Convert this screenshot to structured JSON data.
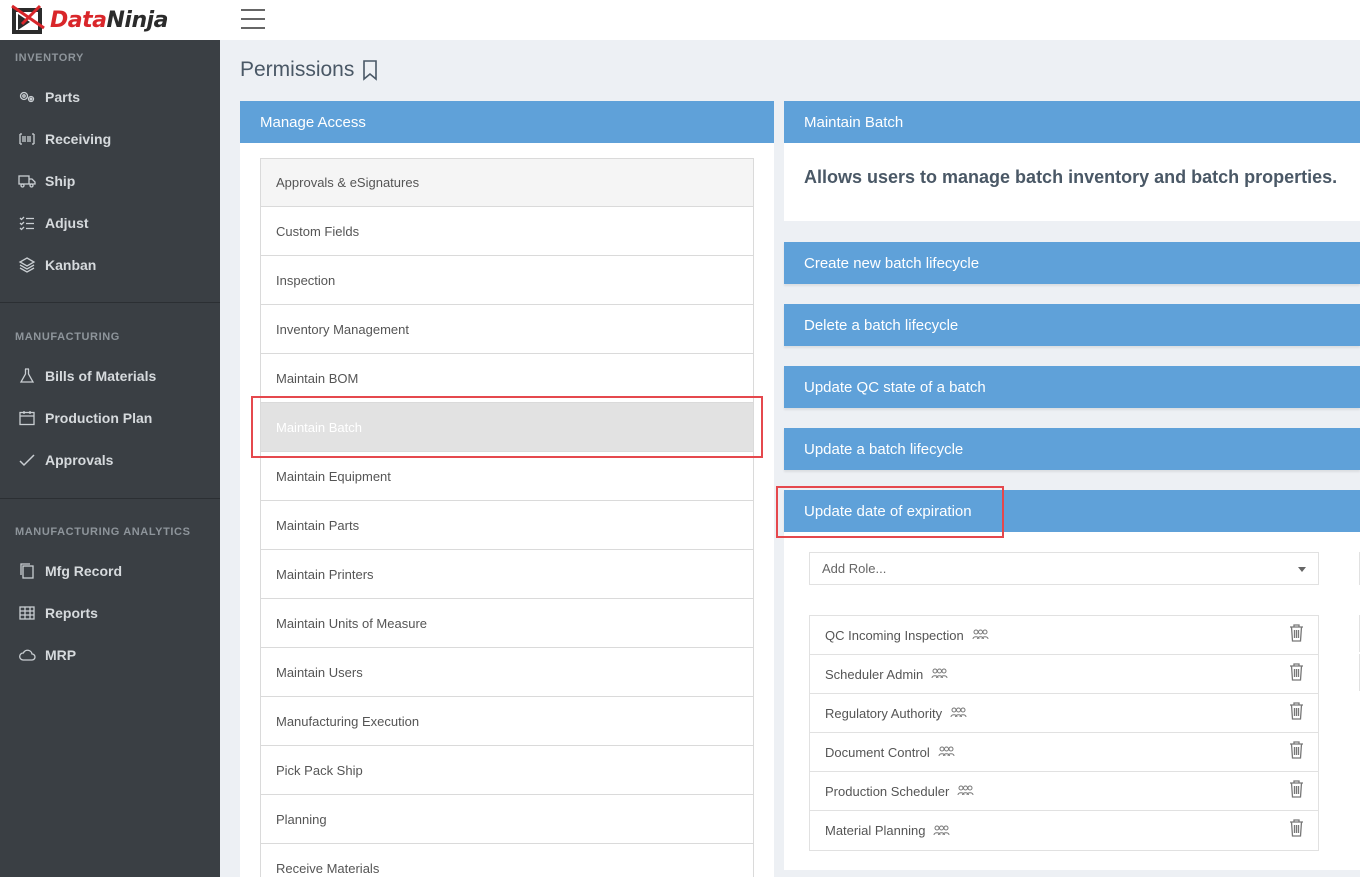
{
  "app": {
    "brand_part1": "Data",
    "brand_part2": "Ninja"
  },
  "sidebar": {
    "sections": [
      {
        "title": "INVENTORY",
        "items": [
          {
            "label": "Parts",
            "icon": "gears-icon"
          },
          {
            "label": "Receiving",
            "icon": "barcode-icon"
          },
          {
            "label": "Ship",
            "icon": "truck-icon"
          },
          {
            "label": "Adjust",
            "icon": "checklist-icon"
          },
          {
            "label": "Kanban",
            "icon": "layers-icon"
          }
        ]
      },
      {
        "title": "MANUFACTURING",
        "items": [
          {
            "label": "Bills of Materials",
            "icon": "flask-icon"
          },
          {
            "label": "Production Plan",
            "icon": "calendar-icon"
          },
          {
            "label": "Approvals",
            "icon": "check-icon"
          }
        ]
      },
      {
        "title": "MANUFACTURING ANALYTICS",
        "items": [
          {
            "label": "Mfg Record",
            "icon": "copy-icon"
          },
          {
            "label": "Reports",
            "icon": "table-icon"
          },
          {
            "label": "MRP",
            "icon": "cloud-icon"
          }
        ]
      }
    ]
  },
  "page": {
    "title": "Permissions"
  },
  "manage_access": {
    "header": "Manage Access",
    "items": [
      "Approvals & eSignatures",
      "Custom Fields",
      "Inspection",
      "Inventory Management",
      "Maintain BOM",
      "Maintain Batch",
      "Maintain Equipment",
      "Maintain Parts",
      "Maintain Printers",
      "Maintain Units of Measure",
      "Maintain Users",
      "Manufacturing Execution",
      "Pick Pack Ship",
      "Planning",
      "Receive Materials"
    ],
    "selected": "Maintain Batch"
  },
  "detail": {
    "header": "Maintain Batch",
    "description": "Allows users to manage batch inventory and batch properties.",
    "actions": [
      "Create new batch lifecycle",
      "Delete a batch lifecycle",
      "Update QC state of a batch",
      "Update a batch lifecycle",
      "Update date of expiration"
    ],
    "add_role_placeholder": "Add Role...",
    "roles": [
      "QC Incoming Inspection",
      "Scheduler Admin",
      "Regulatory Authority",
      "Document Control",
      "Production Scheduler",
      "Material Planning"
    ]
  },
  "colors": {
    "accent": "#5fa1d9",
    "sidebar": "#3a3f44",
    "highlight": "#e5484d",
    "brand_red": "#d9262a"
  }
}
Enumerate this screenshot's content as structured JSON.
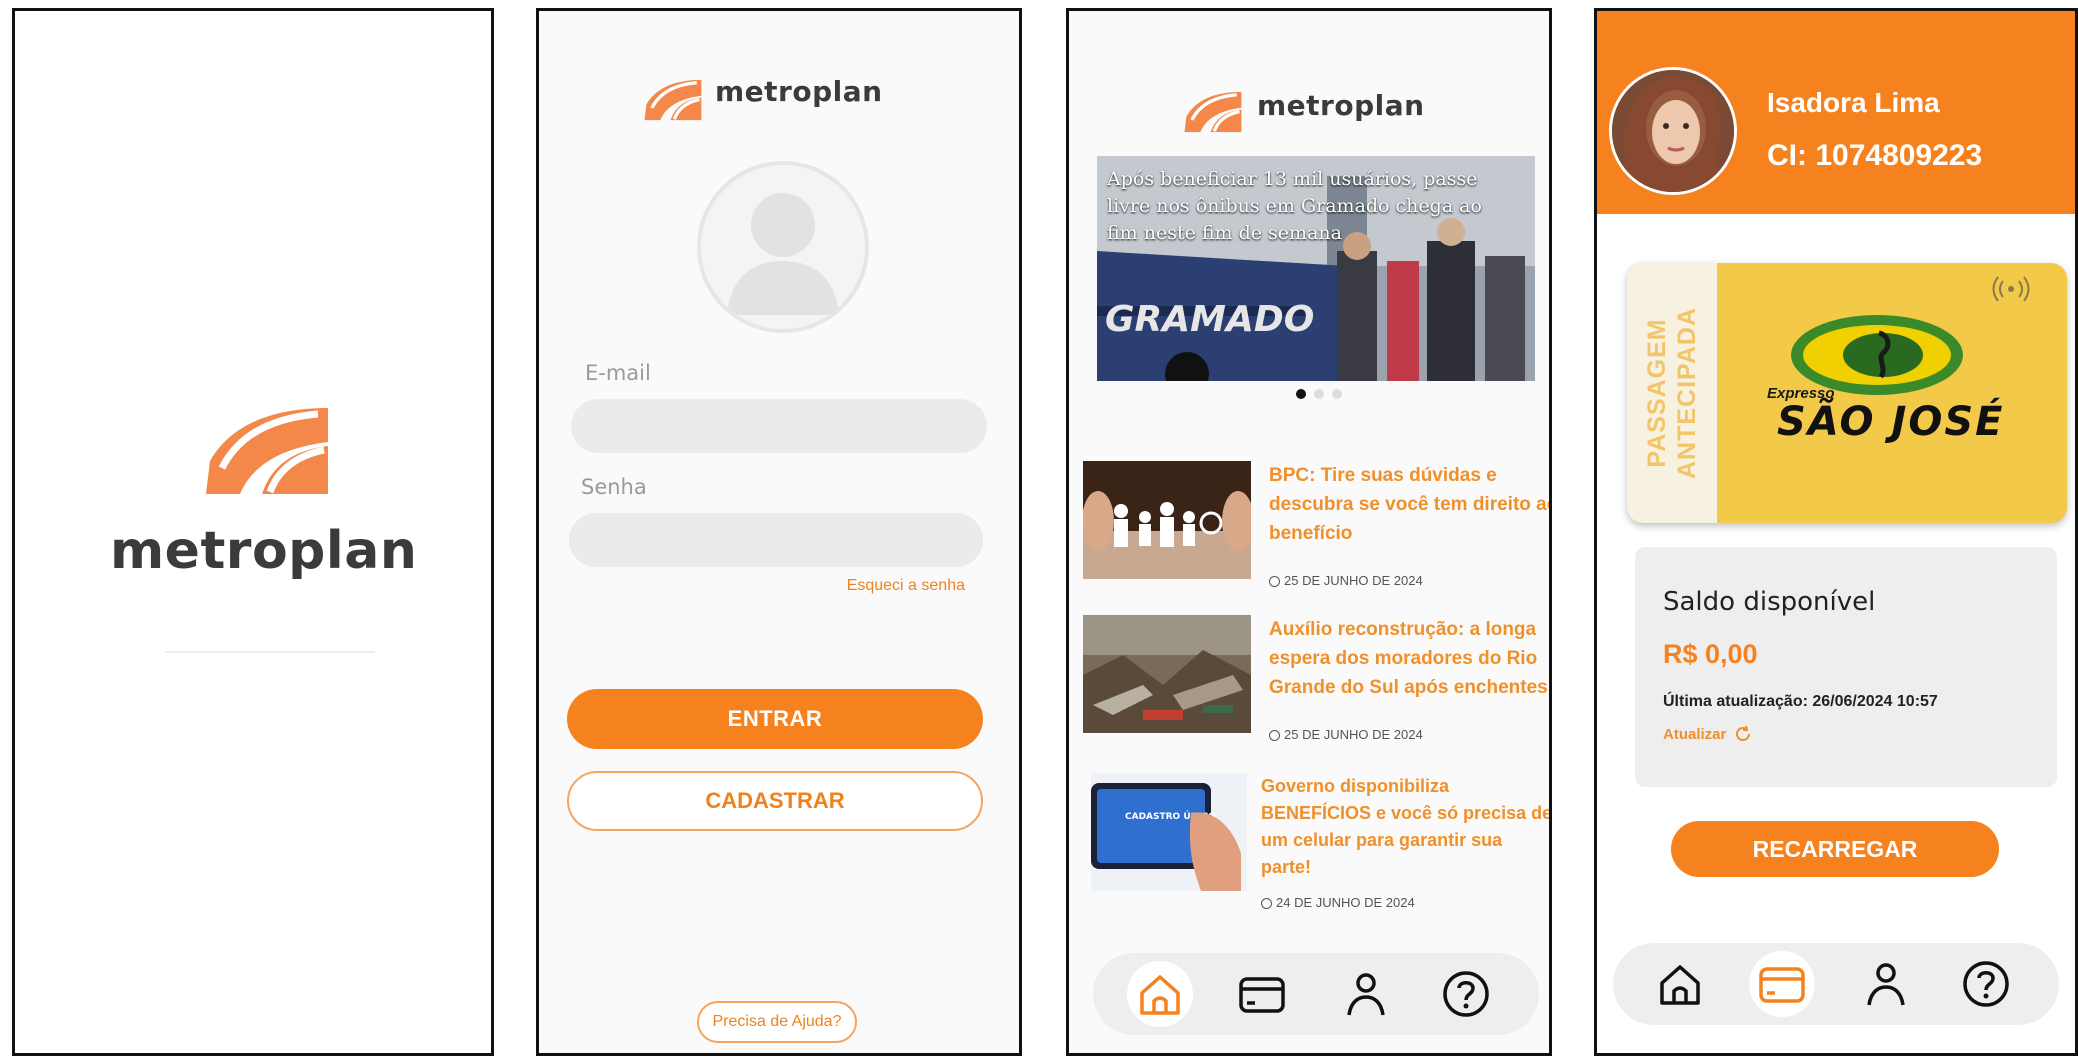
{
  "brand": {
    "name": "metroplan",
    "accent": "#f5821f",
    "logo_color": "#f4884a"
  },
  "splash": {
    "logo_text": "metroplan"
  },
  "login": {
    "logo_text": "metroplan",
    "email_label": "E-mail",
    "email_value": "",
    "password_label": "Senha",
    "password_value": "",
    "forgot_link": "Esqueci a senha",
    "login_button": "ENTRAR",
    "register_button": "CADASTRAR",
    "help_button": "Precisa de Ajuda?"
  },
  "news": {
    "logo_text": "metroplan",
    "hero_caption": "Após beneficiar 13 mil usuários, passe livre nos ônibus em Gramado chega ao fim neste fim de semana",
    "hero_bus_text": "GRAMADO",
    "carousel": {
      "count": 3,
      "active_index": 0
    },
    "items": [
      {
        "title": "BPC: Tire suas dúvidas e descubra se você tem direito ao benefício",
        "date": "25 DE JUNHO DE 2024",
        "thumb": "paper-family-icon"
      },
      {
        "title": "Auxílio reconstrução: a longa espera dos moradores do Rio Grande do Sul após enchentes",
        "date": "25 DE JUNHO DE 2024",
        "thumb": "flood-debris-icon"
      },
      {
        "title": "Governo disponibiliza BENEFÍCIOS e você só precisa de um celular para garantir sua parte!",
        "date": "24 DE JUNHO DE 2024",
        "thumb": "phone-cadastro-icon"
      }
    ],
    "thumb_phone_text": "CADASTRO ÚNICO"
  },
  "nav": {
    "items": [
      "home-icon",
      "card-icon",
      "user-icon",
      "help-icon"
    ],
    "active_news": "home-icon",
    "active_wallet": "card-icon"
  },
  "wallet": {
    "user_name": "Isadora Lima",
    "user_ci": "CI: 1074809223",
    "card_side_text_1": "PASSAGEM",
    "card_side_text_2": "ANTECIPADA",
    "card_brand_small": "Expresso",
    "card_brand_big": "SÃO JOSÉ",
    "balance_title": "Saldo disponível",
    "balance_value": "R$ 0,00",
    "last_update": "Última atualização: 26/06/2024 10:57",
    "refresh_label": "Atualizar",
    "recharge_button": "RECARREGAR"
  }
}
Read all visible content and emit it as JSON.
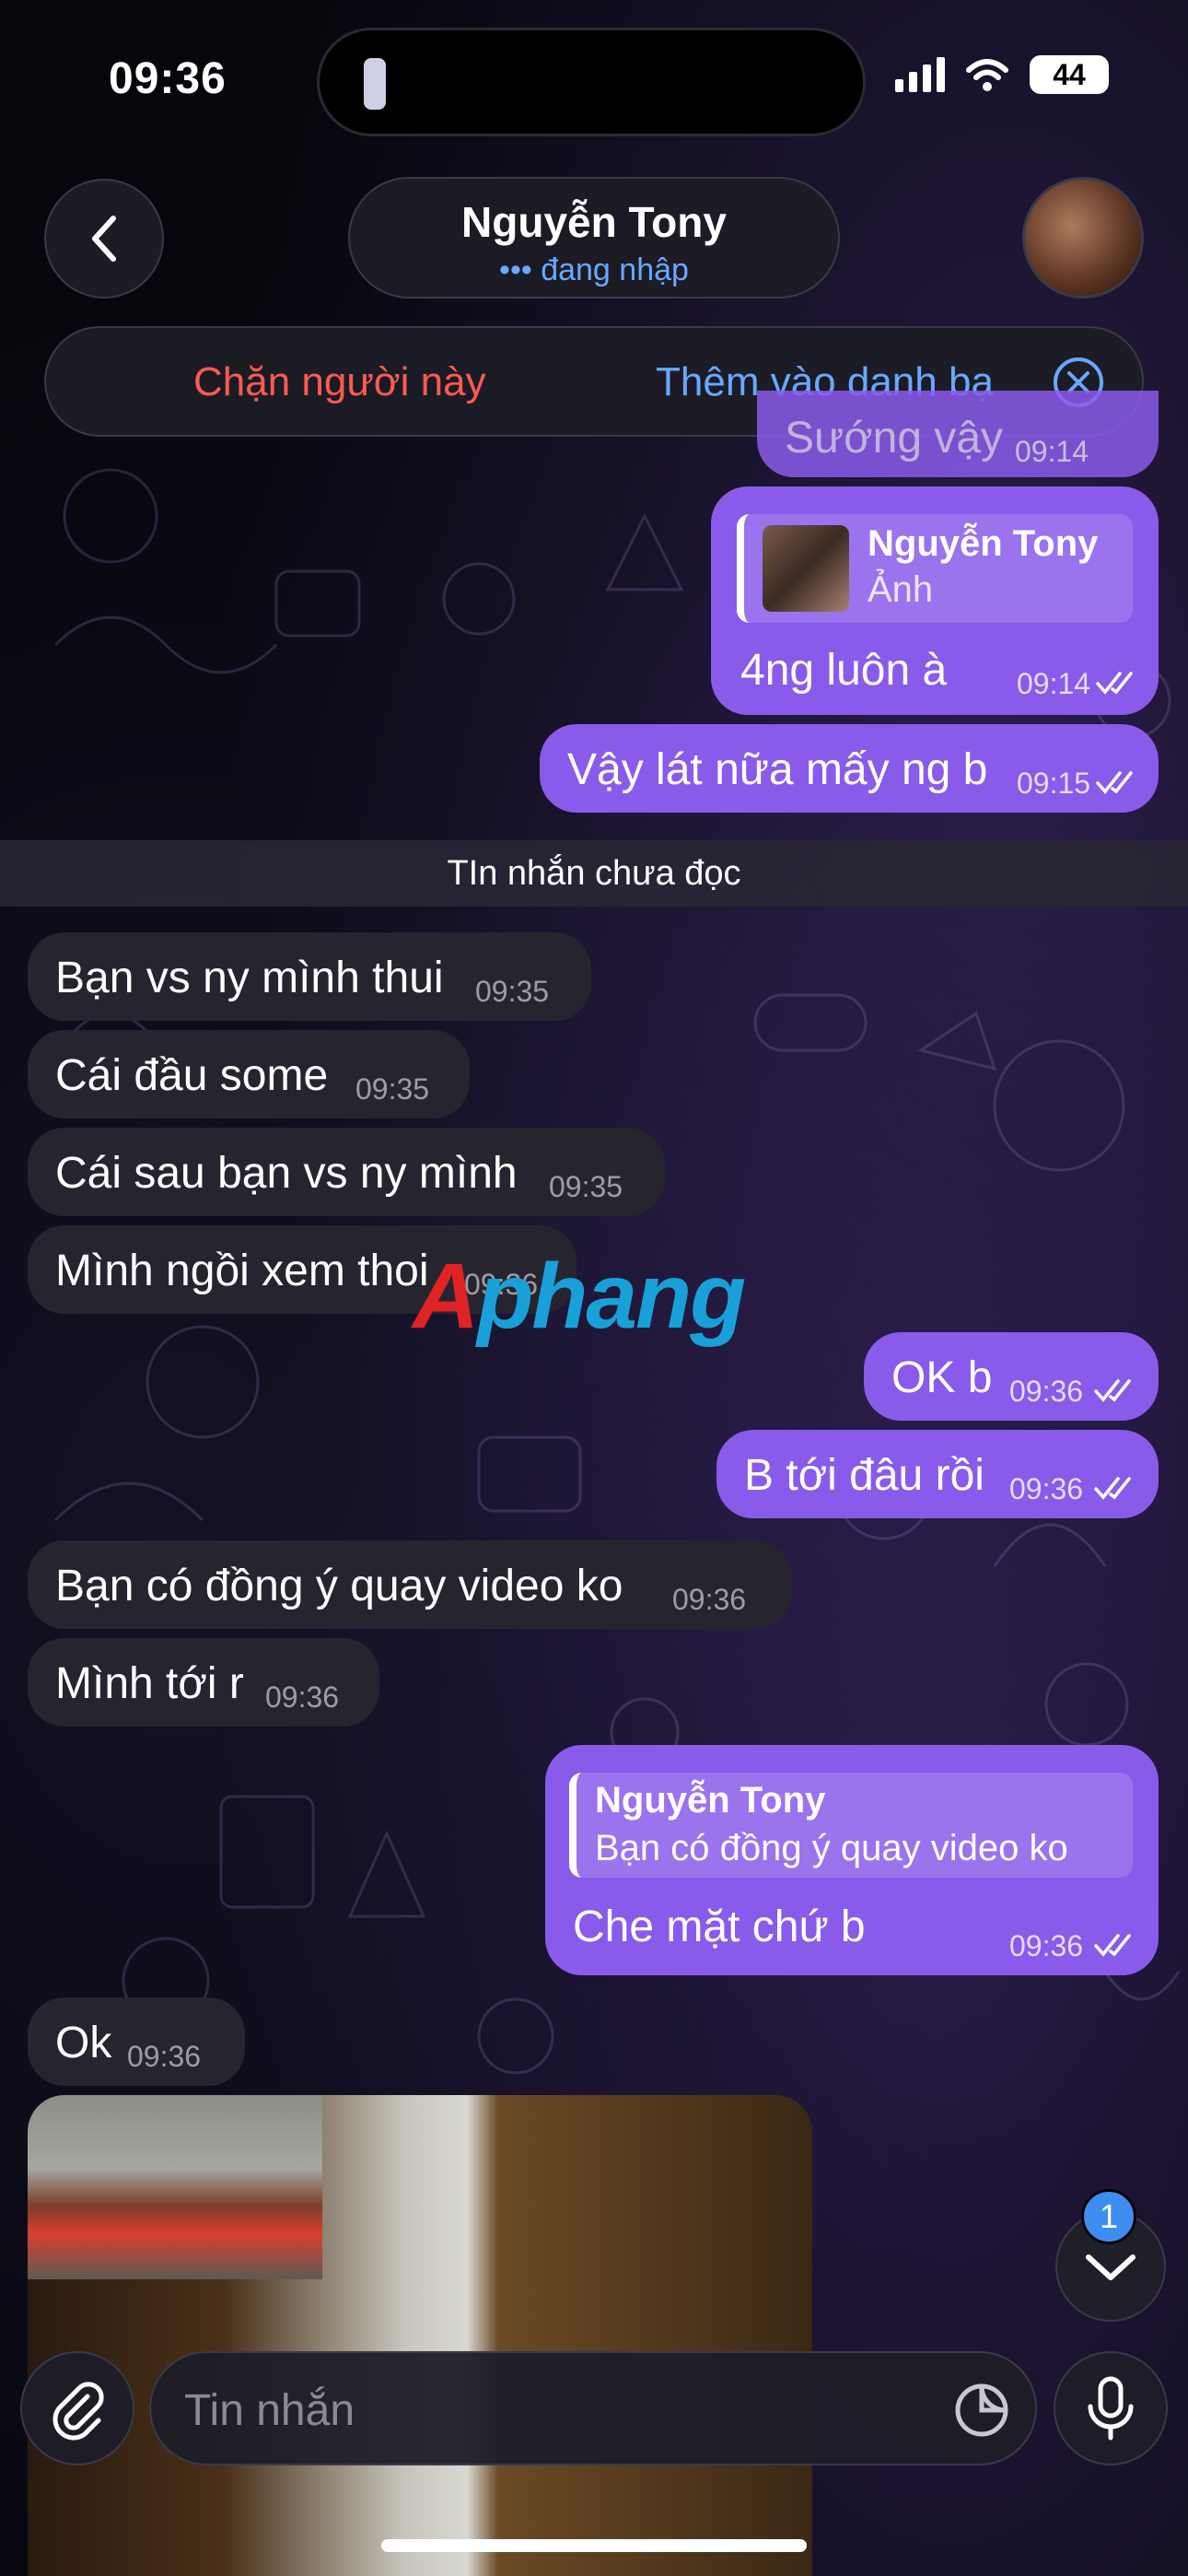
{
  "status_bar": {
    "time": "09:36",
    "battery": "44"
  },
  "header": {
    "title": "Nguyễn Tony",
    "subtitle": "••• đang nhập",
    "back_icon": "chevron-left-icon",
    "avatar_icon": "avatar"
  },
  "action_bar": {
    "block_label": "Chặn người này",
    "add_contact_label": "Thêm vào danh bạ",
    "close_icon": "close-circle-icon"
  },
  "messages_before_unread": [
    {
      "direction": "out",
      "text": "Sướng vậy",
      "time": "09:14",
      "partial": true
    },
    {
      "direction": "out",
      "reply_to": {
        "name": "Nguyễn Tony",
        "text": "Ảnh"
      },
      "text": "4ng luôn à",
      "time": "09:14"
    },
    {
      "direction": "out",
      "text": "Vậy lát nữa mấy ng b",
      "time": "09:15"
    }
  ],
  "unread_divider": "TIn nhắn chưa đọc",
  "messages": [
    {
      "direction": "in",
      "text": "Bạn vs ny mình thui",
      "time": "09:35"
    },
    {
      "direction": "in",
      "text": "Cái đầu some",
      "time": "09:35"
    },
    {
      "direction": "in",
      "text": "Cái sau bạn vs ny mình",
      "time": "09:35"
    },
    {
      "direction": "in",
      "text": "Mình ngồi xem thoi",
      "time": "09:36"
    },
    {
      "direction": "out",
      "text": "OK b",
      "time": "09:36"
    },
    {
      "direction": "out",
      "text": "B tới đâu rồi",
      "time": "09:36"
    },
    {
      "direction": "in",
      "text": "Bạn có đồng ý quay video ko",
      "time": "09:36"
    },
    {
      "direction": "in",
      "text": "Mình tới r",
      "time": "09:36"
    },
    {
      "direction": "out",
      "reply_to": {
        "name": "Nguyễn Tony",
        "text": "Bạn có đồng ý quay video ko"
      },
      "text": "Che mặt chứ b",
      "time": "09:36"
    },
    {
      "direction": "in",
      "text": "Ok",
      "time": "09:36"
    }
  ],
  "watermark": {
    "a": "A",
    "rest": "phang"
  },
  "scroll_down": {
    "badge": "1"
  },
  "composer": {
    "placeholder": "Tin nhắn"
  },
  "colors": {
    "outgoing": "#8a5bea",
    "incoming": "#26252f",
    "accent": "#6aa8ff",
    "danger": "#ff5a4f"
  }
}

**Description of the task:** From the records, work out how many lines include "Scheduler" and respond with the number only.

**Output below:** 2